  • Advocacy and lobbying training workshop (18-22 June 2001);
  • Committee of Key experts and institutions' meetings (29 August and 31 October 2001; 22 February 2002);
  • Civil society meeting to respond to Chairman's Paper (27 March 2002);- fed into governments response
  • Media briefing workshop (19 July 2002). - media plays an important role.
  • Brainstorming session on WSSD organized by ZERO in partnership with Konrad Adenauer attended by communities, civic society members, church representatives and government officials. 1 - 2 August 2002

World Summit on Sustainable Development (WSSD) - 26 August - 4 September 2002

The WSSD took place on August 26 to 4September 2002 in Johannesburg, South Africa. This was the commemoration of the tenth anniversary of the United Nations Conference on Environment and Development held in Rio de Janeiro in 1992.

Awareness Raising.

Posters and fliers focusing on sustainable development were produced and widely distributed nationally and regionally. The posters depict the sustainable development agenda and concerns of Zimbabwe's civil society.
View our posters

Awareness Raising Project (ZERO/Ministry of Environment and Tourism).

In preparation for the Johannesburg Summit the Government of Zimbabwe, through Ministry of Environment and Tourism, tasked ZERO Regional Environment Organisation under a UNDP funded programme to be responsible for the national awareness campaign for WSSD. As part of the Awareness Raising Campaign, it was imperative that the Agenda 21 as well as the major conventions be repackaged and simplified for the general public. ZERO undertook this task and a consolidated and simplified document of the Agenda 21 and major conventions was produced and submitted to the Ministry of Environment and Tourism.

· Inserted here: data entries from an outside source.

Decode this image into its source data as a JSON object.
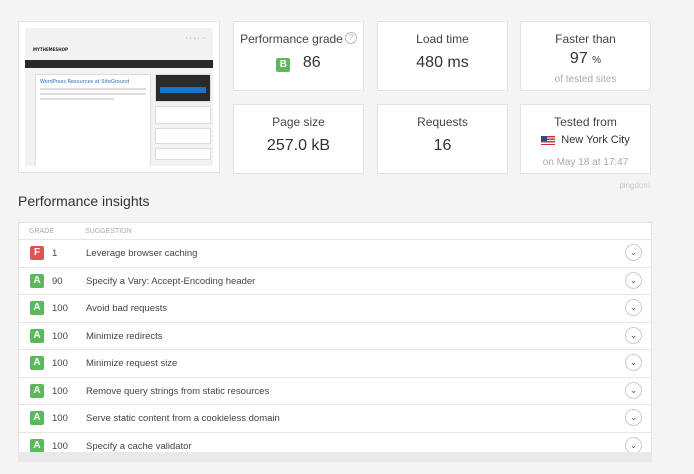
{
  "screenshot": {
    "brand": "MYTHEMESHOP",
    "post_title": "WordPress Resources at SiteGround",
    "top_icons": "f t g+ in"
  },
  "metrics": {
    "performance_grade": {
      "label": "Performance grade",
      "grade": "B",
      "score": "86"
    },
    "load_time": {
      "label": "Load time",
      "value": "480 ms"
    },
    "faster_than": {
      "label": "Faster than",
      "value": "97",
      "unit": "%",
      "sub": "of tested sites"
    },
    "page_size": {
      "label": "Page size",
      "value": "257.0 kB"
    },
    "requests": {
      "label": "Requests",
      "value": "16"
    },
    "tested_from": {
      "label": "Tested from",
      "location": "New York City",
      "date": "on May 18 at 17:47"
    }
  },
  "watermark": "pingdom",
  "insights": {
    "title": "Performance insights",
    "col_grade": "GRADE",
    "col_suggestion": "SUGGESTION",
    "rows": [
      {
        "grade": "F",
        "score": "1",
        "suggestion": "Leverage browser caching",
        "color": "#e05353"
      },
      {
        "grade": "A",
        "score": "90",
        "suggestion": "Specify a Vary: Accept-Encoding header",
        "color": "#5cb85c"
      },
      {
        "grade": "A",
        "score": "100",
        "suggestion": "Avoid bad requests",
        "color": "#5cb85c"
      },
      {
        "grade": "A",
        "score": "100",
        "suggestion": "Minimize redirects",
        "color": "#5cb85c"
      },
      {
        "grade": "A",
        "score": "100",
        "suggestion": "Minimize request size",
        "color": "#5cb85c"
      },
      {
        "grade": "A",
        "score": "100",
        "suggestion": "Remove query strings from static resources",
        "color": "#5cb85c"
      },
      {
        "grade": "A",
        "score": "100",
        "suggestion": "Serve static content from a cookieless domain",
        "color": "#5cb85c"
      },
      {
        "grade": "A",
        "score": "100",
        "suggestion": "Specify a cache validator",
        "color": "#5cb85c"
      }
    ]
  },
  "icons": {
    "help": "help-icon",
    "expand": "chevron-down-icon",
    "flag": "us-flag-icon"
  }
}
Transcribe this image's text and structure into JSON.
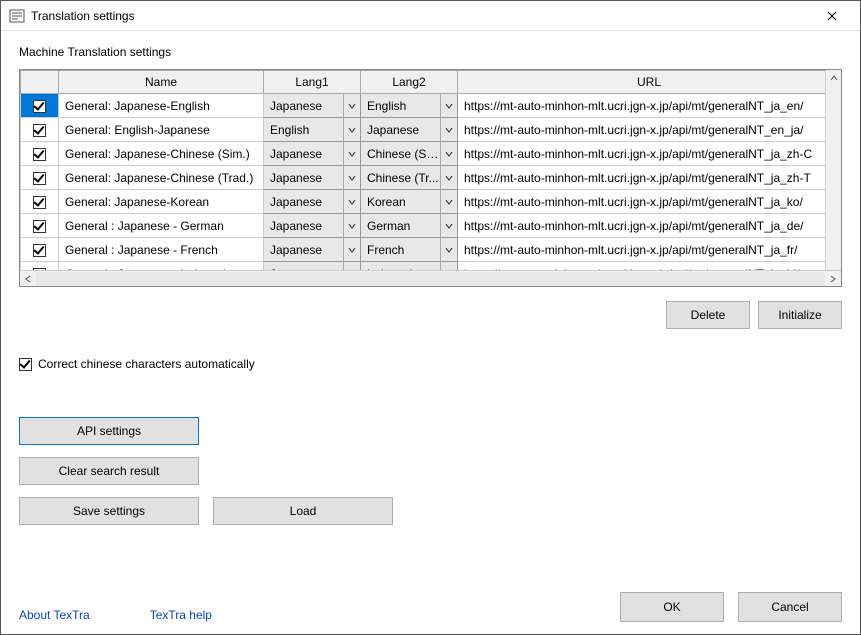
{
  "window": {
    "title": "Translation settings"
  },
  "section_label": "Machine Translation settings",
  "columns": {
    "name": "Name",
    "lang1": "Lang1",
    "lang2": "Lang2",
    "url": "URL"
  },
  "rows": [
    {
      "checked": true,
      "selected": true,
      "name": "General: Japanese-English",
      "lang1": "Japanese",
      "lang2": "English",
      "url": "https://mt-auto-minhon-mlt.ucri.jgn-x.jp/api/mt/generalNT_ja_en/"
    },
    {
      "checked": true,
      "selected": false,
      "name": "General: English-Japanese",
      "lang1": "English",
      "lang2": "Japanese",
      "url": "https://mt-auto-minhon-mlt.ucri.jgn-x.jp/api/mt/generalNT_en_ja/"
    },
    {
      "checked": true,
      "selected": false,
      "name": "General: Japanese-Chinese (Sim.)",
      "lang1": "Japanese",
      "lang2": "Chinese (Si...",
      "url": "https://mt-auto-minhon-mlt.ucri.jgn-x.jp/api/mt/generalNT_ja_zh-C"
    },
    {
      "checked": true,
      "selected": false,
      "name": "General: Japanese-Chinese (Trad.)",
      "lang1": "Japanese",
      "lang2": "Chinese (Tr...",
      "url": "https://mt-auto-minhon-mlt.ucri.jgn-x.jp/api/mt/generalNT_ja_zh-T"
    },
    {
      "checked": true,
      "selected": false,
      "name": "General: Japanese-Korean",
      "lang1": "Japanese",
      "lang2": "Korean",
      "url": "https://mt-auto-minhon-mlt.ucri.jgn-x.jp/api/mt/generalNT_ja_ko/"
    },
    {
      "checked": true,
      "selected": false,
      "name": "General : Japanese - German",
      "lang1": "Japanese",
      "lang2": "German",
      "url": "https://mt-auto-minhon-mlt.ucri.jgn-x.jp/api/mt/generalNT_ja_de/"
    },
    {
      "checked": true,
      "selected": false,
      "name": "General : Japanese - French",
      "lang1": "Japanese",
      "lang2": "French",
      "url": "https://mt-auto-minhon-mlt.ucri.jgn-x.jp/api/mt/generalNT_ja_fr/"
    },
    {
      "checked": true,
      "selected": false,
      "name": "General : Japanese - Indonesian",
      "lang1": "Japanese",
      "lang2": "Indonesian",
      "url": "https://mt-auto-minhon-mlt.ucri.jgn-x.jp/api/mt/generalNT_ja_id/"
    }
  ],
  "buttons": {
    "delete": "Delete",
    "initialize": "Initialize",
    "api_settings": "API settings",
    "clear_search": "Clear search result",
    "save_settings": "Save settings",
    "load": "Load",
    "ok": "OK",
    "cancel": "Cancel"
  },
  "auto_correct": {
    "checked": true,
    "label": "Correct chinese characters automatically"
  },
  "links": {
    "about": "About TexTra",
    "help": "TexTra help"
  }
}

Also a number of TV and Radio interviews were done in order to conscientise the public on the WSSD issues in general and why it was necessary for Zimbabwe to be in Johannesburg.

Zimbabwe was represented by a wide spectrum of delegates from both Government and Civil Society Organisations.

The CASE STUDIES (MS)

ZERO collaborated with ITDG, SAFIRE, ZWB, IRED, Africa 2000, Environment Africa and ART in carrying out case studies on sustainable agriculture, food safety and food security; biodiversity and forestry; development, globalisation and poverty reduction; climate and energy, including brown issues; institutional reforms, good governance and civil society participation, including community empowerment, planning and implementation

The purpose of the case studies was to assess the factors that either promoted or hindered local initiatives in sustainable development. The case studies were also aimed at showcasing sustainable development in action.

Biodiversity and Forestry

Sustainable Agriculture, Food Safety and Food Security

Development, Globalisation and Poverty Reduction

Climate and Energy

Institutional Reforms, Good Governance and Civil Society Participation


POST WSSD INITIATIVES

As a follow up to the World Summit on Sustainable Development (WSSD), ZERO Regional Environment Organisation organised two workshops. The first was a Post WSSD Agenda Setting workshop, held on the 17th September 2002 at the Miekels Hotel in Harare. This was a half-day Workshop.

This workshop marked the first in a series of meetings to reflect upon and share experiences on the summit and its outcomes. The purpose of this meeting was to bring Civil Society Organisations together in order to reflect on experiences emerging for Zimbabwe, project post-summit activities and mobilise support for genuine partnerships and engagements.

The second Workshop was held on the 5th December 2002 at the Wild Geese Lodge, Harare. This was a POST WSSD Think Tank Reflection Workshop whose main aim was to determine the priority issues and the institutional framework for achieving sustainable development in Zimbabwe

The workshop deliberated on the following issues. Wealth creation and empowerment, protecting and managing the natural resource base for economic and social development, sustainable development in a globalizing world, regional integration and institutional reforms and civil society/government partnerships.

Related Documents:  

Johannesburg Plan of Implementation (JPI)